THE RECORDS ->

----

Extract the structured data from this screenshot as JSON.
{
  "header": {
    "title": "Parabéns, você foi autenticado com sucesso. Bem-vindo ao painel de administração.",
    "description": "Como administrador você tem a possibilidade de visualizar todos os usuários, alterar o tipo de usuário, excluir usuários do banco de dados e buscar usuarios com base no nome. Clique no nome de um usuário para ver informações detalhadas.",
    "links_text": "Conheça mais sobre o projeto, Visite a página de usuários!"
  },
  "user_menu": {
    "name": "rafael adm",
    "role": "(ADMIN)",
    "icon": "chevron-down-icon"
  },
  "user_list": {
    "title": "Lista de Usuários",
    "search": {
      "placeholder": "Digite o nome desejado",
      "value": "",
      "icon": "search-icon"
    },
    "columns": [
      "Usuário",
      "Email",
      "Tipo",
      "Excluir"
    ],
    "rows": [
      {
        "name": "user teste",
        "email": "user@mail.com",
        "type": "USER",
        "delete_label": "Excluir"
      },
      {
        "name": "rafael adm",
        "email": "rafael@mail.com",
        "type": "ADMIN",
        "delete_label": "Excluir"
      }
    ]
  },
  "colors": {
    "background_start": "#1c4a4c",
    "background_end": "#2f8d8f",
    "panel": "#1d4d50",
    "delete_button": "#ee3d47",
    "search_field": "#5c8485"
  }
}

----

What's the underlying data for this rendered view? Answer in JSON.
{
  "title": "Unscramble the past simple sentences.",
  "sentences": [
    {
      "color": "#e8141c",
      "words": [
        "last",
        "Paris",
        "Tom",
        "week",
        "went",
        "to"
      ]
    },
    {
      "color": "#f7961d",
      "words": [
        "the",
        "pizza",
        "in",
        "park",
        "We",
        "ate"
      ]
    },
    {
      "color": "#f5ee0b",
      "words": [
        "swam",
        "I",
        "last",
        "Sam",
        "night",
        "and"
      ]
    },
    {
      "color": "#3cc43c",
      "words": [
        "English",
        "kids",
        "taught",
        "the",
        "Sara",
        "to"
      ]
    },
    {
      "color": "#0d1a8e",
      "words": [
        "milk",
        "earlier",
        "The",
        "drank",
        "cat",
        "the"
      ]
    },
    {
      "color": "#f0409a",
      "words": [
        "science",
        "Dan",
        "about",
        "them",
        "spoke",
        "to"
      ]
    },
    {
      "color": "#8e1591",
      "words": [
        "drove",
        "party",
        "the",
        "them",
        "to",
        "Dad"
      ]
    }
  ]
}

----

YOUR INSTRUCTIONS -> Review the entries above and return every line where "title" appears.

SOLUTION FOR THIS PROBLEM ->
    "title": "Parabéns, você foi autenticado com sucesso. Bem-vindo ao painel de administração.",
    "title": "Lista de Usuários",
  "title": "Unscramble the past simple sentences.",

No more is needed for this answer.